Chiropractic Thermography

Thermography has been a traditional part of the chiropractic analysis since BJ Palmer and the early days of chiropractic history. The dual point approach has deep roots in the profession.

There are many problems with the use of two bilateral points. The body is not precisely symmetrical. There are scars, skin folds, pimples, hairlines, and postural differences that make it impossible for symmetrical analysis. As the thermal device is scanned over an area it picks up a single point temperature measurement. This reading is very accurate with infrared, but it is limited in value.

A bigger picture is seen with digital thermal imaging. Point measurements can be taken from this technology as well as 307,000 other points with a 640×480 camera. The prices of these cameras have fallen drastically in recent years where the price point is less than most companies charge for dual point equipment.

We urge chiropractors to take advantage of this amazing technology and bring chiropractic science to modern times. A thermal camera is an extremely useful tool for the chiropractor. Nerve compressions will frequently show up as hypothermic area, while inflammation shows up hot, or red. Watch the video below and see the benefits.

Pattern Analysis: There is contradictory evidence on the original theory by BJ Palmer that a thermal pattern “in pattern” is a sign of subluxation. Patterns have actually been found to be the “norm”. The body has a thermographic “fingerprint” that only changes when something changes it physiologically. The previous thought was that the adjustment “breaks” the pattern and restores the dynamic life force to the body. The change on the pre and post test is present because the pressure from the device on the skin in addition to the adjustment changes the skin surface temperature, and a subsequent change in temperature is measured.

Bald Men Are NOT Subluxated: With the upper cervical dual point analysis we frequently find a temperature difference at the atlas of one degree or more. This common break in temperature is due to the hair line in this region. Hair is colder than skin and is picked up as a colder point. A simple experiment can be performed. Find a man (or woman) that is willing to shave their head. Perform a dual point reading. Shave head. Wait a day and then re-measure. I have never seen a bald man with a one degree temperature difference at atlas. Does this mean bald men do not subluxate as often?

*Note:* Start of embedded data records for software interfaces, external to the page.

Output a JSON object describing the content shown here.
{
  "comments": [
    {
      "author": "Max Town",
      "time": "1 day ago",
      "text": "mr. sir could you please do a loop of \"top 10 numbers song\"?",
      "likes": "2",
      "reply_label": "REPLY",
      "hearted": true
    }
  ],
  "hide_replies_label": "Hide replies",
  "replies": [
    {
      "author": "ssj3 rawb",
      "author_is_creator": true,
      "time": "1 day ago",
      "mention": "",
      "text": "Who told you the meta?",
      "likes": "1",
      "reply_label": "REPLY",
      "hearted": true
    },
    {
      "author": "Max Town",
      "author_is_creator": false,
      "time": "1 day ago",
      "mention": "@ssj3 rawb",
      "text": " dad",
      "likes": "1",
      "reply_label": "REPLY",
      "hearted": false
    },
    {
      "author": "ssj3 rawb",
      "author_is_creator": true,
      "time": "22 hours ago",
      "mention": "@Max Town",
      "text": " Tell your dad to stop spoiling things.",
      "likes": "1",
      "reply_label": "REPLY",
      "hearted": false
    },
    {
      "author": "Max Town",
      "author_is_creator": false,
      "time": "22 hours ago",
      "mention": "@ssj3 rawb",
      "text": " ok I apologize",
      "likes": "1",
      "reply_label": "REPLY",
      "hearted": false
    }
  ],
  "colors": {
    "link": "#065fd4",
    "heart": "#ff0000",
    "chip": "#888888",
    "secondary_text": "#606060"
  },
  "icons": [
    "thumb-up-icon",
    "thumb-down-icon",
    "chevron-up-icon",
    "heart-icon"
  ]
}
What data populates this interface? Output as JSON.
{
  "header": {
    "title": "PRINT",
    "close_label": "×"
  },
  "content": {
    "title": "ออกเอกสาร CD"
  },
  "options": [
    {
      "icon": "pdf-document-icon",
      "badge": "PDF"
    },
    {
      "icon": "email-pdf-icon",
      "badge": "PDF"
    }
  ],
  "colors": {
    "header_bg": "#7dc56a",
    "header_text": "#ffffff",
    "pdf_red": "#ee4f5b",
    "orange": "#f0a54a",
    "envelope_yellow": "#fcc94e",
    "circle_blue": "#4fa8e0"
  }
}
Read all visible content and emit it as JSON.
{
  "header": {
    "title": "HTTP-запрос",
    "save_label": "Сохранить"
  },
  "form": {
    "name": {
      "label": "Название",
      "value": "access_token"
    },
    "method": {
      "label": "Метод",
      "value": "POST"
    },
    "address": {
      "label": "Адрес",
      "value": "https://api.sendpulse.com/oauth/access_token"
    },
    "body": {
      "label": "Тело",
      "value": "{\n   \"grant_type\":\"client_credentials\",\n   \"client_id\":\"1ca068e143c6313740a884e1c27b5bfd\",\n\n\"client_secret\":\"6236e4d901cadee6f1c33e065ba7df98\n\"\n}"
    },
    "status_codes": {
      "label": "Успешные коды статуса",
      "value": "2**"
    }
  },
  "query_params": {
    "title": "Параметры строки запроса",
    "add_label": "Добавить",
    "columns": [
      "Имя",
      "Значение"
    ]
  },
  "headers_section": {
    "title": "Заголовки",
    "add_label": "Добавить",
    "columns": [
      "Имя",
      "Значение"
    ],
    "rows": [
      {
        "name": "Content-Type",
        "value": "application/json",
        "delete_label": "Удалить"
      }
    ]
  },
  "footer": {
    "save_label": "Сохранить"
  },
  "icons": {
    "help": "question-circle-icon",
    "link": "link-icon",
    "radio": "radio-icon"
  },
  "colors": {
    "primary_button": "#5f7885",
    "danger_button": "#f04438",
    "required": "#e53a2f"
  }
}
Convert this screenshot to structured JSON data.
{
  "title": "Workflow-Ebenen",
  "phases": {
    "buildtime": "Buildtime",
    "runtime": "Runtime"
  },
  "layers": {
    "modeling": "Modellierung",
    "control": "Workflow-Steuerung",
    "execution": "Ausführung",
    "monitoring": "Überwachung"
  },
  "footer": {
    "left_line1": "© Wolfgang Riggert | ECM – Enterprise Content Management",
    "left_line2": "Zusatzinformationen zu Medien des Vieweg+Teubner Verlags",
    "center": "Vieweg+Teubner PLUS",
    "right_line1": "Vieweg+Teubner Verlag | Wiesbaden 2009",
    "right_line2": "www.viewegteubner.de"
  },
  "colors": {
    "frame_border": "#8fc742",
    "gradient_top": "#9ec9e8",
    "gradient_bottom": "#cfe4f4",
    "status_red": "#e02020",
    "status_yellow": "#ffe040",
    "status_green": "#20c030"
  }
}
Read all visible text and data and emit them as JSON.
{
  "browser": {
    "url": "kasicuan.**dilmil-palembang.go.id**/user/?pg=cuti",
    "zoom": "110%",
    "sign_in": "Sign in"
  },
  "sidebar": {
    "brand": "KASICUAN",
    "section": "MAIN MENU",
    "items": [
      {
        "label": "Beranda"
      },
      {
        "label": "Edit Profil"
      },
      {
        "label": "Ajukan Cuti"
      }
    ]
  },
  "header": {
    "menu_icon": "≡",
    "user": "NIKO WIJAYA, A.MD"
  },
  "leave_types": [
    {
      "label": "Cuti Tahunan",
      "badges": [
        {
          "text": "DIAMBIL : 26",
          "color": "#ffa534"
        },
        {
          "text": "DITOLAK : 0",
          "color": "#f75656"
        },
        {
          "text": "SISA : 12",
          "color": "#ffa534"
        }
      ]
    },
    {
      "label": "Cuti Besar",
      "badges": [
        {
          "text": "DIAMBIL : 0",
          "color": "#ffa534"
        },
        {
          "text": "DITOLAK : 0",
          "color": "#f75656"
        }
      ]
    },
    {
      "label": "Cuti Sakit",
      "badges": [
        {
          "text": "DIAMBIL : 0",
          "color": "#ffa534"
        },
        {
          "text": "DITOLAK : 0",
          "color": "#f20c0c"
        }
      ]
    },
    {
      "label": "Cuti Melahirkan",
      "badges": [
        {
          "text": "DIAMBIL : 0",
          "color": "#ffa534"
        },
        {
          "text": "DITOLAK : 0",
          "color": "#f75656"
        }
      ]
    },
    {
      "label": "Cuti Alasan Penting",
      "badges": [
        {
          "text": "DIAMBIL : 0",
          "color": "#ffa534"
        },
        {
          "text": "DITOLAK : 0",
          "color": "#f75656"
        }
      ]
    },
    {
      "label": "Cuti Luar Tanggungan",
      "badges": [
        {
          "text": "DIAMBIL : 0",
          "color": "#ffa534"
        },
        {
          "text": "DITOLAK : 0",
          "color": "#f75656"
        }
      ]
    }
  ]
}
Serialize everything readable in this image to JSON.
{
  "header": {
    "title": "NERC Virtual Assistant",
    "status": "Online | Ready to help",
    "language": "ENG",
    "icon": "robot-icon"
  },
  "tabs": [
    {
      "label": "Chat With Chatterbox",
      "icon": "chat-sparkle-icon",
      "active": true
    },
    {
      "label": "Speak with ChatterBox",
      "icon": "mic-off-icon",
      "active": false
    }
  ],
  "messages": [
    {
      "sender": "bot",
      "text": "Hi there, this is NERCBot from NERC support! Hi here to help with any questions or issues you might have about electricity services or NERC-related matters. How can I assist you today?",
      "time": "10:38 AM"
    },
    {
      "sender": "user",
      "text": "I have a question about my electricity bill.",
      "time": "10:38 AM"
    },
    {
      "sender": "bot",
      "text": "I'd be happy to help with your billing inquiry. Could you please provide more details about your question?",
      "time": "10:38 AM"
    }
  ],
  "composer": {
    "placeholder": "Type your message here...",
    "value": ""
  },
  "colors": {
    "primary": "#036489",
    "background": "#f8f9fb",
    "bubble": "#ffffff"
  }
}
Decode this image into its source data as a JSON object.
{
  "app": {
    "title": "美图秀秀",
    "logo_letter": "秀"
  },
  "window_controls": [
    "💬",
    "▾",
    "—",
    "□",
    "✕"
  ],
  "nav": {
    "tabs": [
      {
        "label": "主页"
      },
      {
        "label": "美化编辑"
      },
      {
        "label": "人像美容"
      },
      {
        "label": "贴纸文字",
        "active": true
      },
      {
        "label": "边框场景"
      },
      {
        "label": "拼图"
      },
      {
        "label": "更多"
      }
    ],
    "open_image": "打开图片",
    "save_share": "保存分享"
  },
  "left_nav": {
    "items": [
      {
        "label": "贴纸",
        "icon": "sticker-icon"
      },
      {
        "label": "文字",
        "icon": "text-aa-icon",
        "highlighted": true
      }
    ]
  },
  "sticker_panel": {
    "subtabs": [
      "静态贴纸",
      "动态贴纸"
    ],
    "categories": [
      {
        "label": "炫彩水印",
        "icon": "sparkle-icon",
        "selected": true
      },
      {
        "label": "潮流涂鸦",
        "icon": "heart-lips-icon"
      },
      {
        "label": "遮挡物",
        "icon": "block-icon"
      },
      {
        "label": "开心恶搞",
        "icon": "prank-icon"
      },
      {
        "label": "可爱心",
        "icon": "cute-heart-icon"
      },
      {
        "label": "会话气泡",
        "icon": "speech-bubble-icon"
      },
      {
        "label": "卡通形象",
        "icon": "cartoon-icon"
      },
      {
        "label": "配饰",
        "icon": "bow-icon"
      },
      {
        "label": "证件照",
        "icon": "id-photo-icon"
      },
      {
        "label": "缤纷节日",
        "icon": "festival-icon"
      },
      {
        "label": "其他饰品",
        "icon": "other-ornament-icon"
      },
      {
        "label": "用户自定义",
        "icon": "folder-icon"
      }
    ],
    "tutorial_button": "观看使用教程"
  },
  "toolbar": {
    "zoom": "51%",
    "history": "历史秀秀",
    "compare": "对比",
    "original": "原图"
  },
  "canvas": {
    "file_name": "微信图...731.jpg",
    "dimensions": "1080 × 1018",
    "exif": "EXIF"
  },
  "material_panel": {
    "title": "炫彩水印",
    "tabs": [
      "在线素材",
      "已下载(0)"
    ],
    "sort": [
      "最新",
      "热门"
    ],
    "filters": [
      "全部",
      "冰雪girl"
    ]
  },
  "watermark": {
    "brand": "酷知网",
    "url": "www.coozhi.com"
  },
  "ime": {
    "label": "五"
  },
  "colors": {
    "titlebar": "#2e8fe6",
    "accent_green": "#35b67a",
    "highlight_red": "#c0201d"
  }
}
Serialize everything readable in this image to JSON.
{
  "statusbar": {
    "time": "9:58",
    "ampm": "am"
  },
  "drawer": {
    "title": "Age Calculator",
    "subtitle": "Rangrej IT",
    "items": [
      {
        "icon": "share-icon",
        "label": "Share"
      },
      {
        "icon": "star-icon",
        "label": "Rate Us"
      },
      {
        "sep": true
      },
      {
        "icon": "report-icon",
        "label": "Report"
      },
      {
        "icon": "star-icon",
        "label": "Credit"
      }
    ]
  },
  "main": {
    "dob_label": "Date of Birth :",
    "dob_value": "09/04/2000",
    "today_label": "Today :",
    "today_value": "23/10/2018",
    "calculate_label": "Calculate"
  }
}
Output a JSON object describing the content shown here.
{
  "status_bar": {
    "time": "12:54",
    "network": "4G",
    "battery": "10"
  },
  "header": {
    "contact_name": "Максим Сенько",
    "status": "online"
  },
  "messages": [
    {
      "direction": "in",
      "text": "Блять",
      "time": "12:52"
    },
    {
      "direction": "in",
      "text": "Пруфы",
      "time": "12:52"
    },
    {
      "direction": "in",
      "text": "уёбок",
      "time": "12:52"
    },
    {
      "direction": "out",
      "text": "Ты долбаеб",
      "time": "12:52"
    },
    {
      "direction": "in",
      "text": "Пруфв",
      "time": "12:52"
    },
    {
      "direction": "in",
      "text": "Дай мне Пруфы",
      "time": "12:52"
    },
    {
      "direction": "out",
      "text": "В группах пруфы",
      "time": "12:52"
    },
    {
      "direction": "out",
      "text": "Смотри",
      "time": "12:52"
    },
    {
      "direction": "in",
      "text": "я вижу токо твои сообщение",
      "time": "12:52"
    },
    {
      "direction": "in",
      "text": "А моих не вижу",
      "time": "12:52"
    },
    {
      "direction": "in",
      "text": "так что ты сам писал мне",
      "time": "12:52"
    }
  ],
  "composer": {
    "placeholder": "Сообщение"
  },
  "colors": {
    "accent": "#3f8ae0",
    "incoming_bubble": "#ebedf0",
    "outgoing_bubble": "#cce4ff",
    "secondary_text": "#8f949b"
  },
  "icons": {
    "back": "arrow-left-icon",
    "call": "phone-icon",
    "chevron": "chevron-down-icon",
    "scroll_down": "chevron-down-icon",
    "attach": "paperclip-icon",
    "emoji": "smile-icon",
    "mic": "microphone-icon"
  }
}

Monitor Results: True objective measurements can be compared along a course of treatment. The patient can actually validate their problems on the screen. They can then see their condition improve over time.